Excerpts from an interface dataset
•••

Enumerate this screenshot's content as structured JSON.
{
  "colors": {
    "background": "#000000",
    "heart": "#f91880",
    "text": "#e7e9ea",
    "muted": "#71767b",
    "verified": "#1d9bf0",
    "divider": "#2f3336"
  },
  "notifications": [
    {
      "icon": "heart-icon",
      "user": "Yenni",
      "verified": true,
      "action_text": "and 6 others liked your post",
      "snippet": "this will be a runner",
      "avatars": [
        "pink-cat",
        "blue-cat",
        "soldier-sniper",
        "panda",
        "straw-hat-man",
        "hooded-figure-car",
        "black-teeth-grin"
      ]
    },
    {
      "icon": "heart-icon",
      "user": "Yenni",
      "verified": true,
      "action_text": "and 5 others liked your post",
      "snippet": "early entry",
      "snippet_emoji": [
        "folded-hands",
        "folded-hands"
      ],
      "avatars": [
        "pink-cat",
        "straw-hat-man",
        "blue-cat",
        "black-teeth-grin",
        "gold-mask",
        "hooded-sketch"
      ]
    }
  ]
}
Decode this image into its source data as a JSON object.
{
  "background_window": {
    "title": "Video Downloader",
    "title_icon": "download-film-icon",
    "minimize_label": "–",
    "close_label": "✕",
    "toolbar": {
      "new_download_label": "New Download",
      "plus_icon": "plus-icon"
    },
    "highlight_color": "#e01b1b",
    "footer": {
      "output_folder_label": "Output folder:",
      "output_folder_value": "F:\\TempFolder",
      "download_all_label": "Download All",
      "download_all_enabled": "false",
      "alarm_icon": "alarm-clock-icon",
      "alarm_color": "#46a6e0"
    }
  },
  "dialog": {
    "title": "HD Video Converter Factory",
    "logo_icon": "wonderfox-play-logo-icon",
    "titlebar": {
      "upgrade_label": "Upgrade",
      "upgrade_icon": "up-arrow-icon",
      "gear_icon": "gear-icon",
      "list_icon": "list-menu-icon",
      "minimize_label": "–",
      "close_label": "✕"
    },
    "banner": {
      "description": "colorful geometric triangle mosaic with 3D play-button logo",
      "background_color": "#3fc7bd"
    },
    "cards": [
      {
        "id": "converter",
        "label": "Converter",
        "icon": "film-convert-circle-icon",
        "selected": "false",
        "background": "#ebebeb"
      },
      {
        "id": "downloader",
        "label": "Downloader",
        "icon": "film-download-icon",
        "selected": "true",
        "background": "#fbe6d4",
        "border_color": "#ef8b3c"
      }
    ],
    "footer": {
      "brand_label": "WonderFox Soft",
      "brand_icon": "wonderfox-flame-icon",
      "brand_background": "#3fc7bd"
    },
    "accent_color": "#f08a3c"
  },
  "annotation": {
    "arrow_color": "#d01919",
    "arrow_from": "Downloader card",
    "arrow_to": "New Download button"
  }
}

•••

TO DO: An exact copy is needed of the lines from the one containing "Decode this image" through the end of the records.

YOUR SOLUTION:
Decode this image into its source data as a JSON object.
{
  "background_window": {
    "title": "Video Downloader",
    "title_icon": "download-film-icon",
    "minimize_label": "–",
    "close_label": "✕",
    "toolbar": {
      "new_download_label": "New Download",
      "plus_icon": "plus-icon"
    },
    "highlight_color": "#e01b1b",
    "footer": {
      "output_folder_label": "Output folder:",
      "output_folder_value": "F:\\TempFolder",
      "download_all_label": "Download All",
      "download_all_enabled": "false",
      "alarm_icon": "alarm-clock-icon",
      "alarm_color": "#46a6e0"
    }
  },
  "dialog": {
    "title": "HD Video Converter Factory",
    "logo_icon": "wonderfox-play-logo-icon",
    "titlebar": {
      "upgrade_label": "Upgrade",
      "upgrade_icon": "up-arrow-icon",
      "gear_icon": "gear-icon",
      "list_icon": "list-menu-icon",
      "minimize_label": "–",
      "close_label": "✕"
    },
    "banner": {
      "description": "colorful geometric triangle mosaic with 3D play-button logo",
      "background_color": "#3fc7bd"
    },
    "cards": [
      {
        "id": "converter",
        "label": "Converter",
        "icon": "film-convert-circle-icon",
        "selected": "false",
        "background": "#ebebeb"
      },
      {
        "id": "downloader",
        "label": "Downloader",
        "icon": "film-download-icon",
        "selected": "true",
        "background": "#fbe6d4",
        "border_color": "#ef8b3c"
      }
    ],
    "footer": {
      "brand_label": "WonderFox Soft",
      "brand_icon": "wonderfox-flame-icon",
      "brand_background": "#3fc7bd"
    },
    "accent_color": "#f08a3c"
  },
  "annotation": {
    "arrow_color": "#d01919",
    "arrow_from": "Downloader card",
    "arrow_to": "New Download button"
  }
}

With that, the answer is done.